Exercise instructions:
Which of the lines below hold the word "data"? Pull each of them out.

★ ★ ★ ★

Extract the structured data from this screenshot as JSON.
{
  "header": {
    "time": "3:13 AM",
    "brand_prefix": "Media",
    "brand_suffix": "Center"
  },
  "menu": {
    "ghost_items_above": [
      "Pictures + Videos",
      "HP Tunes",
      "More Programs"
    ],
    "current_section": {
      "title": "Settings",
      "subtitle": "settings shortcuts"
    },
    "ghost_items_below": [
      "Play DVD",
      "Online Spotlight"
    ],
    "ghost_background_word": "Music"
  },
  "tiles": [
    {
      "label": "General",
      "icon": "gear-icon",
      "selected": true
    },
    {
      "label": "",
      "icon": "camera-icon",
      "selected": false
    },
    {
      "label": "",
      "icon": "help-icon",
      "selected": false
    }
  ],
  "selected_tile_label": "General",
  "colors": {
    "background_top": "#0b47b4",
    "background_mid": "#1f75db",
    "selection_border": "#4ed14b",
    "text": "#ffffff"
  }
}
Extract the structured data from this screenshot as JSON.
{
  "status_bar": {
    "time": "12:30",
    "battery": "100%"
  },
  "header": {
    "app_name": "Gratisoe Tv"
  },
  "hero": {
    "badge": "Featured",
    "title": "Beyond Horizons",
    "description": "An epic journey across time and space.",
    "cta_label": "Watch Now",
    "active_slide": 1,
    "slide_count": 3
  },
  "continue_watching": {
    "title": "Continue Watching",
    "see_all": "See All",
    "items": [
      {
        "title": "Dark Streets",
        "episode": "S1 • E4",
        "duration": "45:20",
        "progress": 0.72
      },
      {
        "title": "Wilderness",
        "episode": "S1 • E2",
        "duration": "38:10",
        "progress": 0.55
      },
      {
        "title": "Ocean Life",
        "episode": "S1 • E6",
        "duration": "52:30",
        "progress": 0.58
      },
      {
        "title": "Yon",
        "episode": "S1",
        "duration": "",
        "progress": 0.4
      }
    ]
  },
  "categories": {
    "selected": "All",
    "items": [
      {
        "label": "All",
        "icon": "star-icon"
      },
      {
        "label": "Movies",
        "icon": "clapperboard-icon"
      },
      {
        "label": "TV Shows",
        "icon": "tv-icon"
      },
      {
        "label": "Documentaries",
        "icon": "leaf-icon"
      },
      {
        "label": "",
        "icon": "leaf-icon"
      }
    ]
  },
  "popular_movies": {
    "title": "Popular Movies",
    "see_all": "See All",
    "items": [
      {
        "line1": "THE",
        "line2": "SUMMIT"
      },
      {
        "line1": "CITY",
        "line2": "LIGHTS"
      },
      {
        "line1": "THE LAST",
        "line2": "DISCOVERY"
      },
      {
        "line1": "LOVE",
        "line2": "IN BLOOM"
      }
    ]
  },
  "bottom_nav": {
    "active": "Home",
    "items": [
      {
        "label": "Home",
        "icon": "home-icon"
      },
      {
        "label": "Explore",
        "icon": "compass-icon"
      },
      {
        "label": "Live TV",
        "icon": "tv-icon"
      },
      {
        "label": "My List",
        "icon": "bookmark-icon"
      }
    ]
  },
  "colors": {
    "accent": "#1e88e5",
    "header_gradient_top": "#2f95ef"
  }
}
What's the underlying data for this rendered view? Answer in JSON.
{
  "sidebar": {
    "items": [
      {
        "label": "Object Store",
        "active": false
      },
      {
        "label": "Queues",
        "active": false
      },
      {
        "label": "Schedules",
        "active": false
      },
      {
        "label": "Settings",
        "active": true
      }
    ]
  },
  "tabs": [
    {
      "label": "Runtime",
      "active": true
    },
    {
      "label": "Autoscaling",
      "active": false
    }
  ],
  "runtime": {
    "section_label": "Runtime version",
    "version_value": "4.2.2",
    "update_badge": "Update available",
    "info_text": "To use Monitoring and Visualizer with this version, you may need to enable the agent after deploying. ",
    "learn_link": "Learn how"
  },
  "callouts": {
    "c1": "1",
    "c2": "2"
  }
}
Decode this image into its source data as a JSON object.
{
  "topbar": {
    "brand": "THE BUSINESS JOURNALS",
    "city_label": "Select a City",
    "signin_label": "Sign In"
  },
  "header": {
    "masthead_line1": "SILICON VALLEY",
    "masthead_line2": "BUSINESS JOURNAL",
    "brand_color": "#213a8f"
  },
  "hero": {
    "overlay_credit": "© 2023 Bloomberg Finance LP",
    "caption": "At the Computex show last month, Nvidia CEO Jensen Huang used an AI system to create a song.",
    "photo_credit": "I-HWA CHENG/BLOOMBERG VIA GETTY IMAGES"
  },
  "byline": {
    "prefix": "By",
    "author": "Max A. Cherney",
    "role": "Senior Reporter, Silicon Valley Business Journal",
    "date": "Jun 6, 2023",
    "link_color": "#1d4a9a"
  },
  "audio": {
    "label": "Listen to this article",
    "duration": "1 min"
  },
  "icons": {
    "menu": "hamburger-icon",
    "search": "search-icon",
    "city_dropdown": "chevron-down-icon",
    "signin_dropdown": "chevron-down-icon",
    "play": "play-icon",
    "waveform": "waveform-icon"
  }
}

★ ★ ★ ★

Answer box:
Extract the structured data from this screenshot as JSON.
Extract the structured data from this screenshot as JSON.
What's the underlying data for this rendered view? Answer in JSON.
Decode this image into its source data as a JSON object.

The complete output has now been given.